*** Opening of Given records ***

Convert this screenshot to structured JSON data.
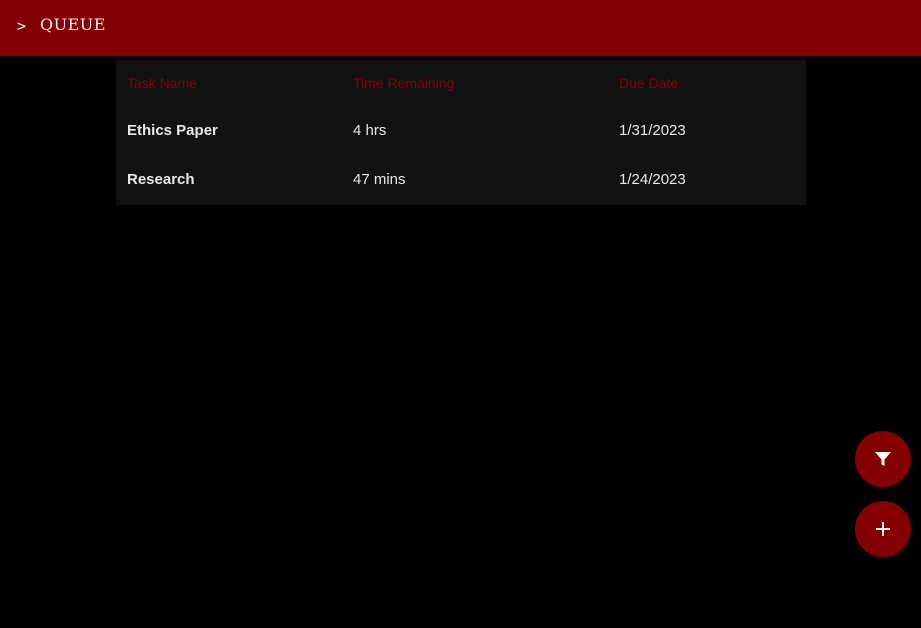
{
  "header": {
    "chevron": ">",
    "title": "QUEUE",
    "background_color": "#850000"
  },
  "table": {
    "columns": [
      "Task Name",
      "Time Remaining",
      "Due Date"
    ],
    "header_color": "#8a0000",
    "rows": [
      {
        "task_name": "Ethics Paper",
        "time_remaining": "4 hrs",
        "due_date": "1/31/2023"
      },
      {
        "task_name": "Research",
        "time_remaining": "47 mins",
        "due_date": "1/24/2023"
      }
    ]
  },
  "actions": {
    "filter_icon": "filter-icon",
    "add_icon": "plus-icon",
    "button_color": "#850000"
  }
}
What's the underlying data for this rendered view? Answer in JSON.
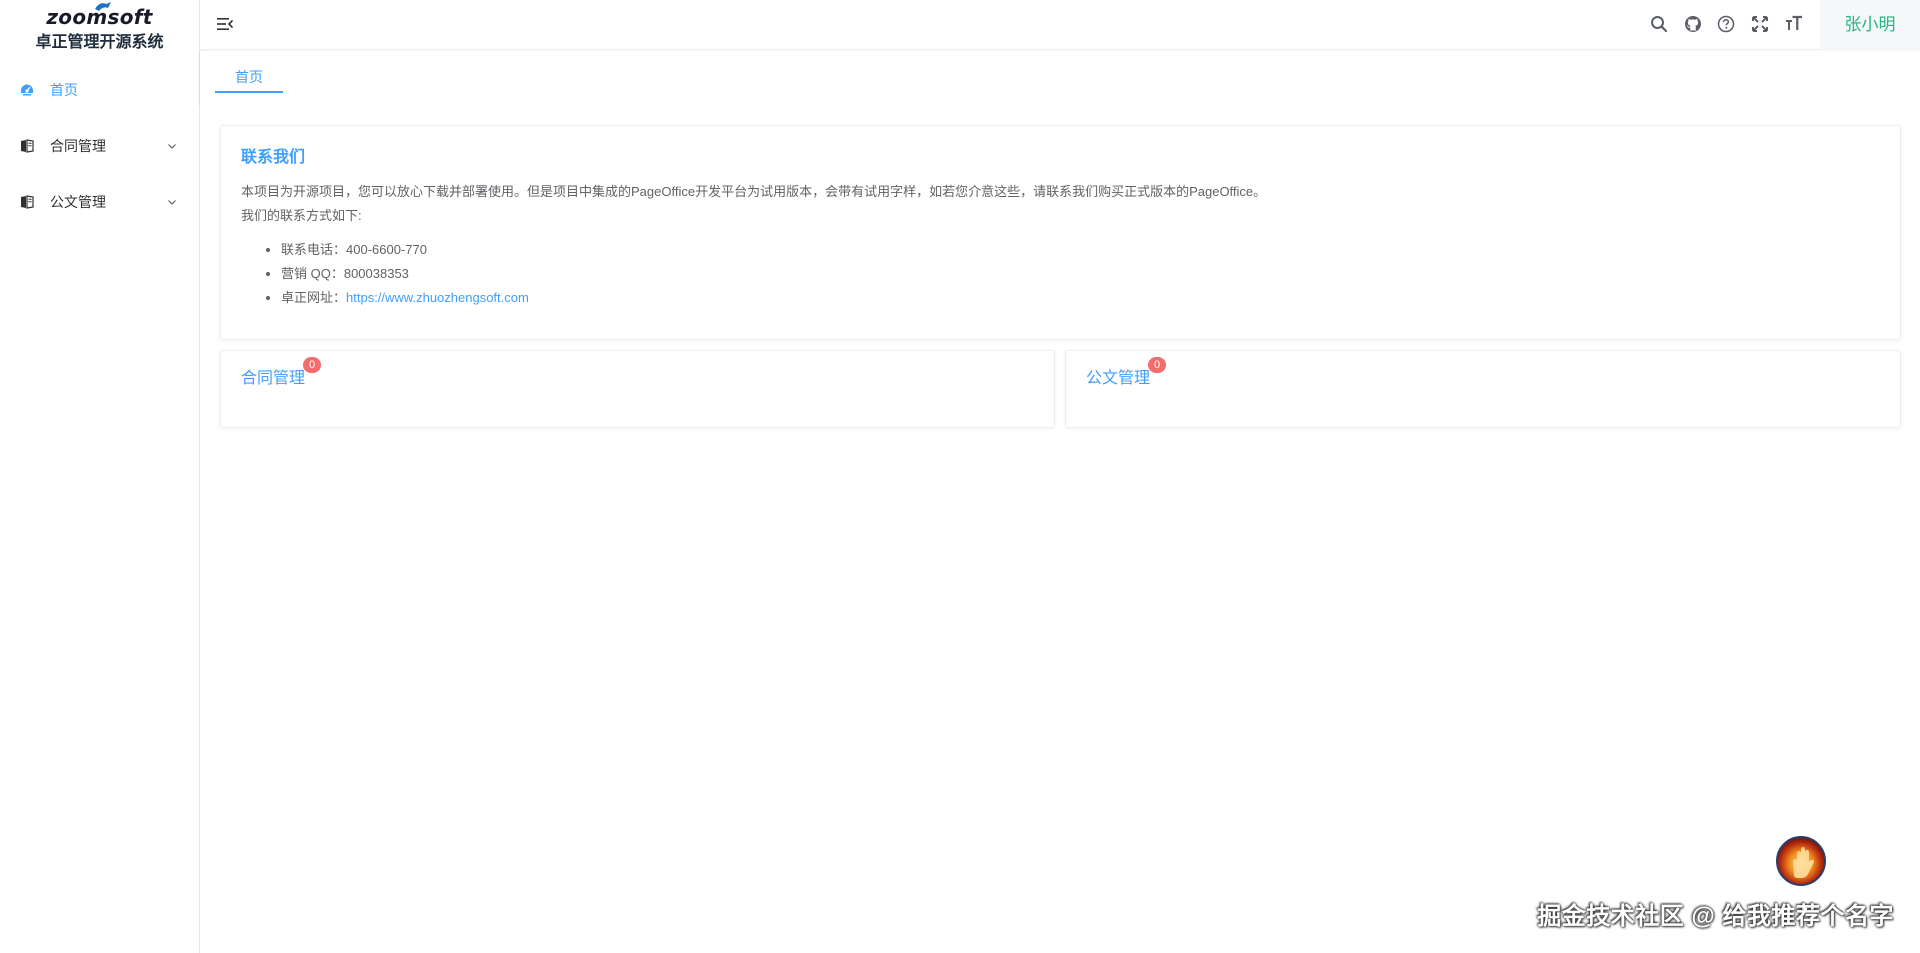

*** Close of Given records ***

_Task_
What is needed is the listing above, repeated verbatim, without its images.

_Written answer_
Convert this screenshot to structured JSON data.
{
  "header": {
    "chevron": ">",
    "title": "QUEUE",
    "background_color": "#850000"
  },
  "table": {
    "columns": [
      "Task Name",
      "Time Remaining",
      "Due Date"
    ],
    "header_color": "#8a0000",
    "rows": [
      {
        "task_name": "Ethics Paper",
        "time_remaining": "4 hrs",
        "due_date": "1/31/2023"
      },
      {
        "task_name": "Research",
        "time_remaining": "47 mins",
        "due_date": "1/24/2023"
      }
    ]
  },
  "actions": {
    "filter_icon": "filter-icon",
    "add_icon": "plus-icon",
    "button_color": "#850000"
  }
}
What's the underlying data for this rendered view? Answer in JSON.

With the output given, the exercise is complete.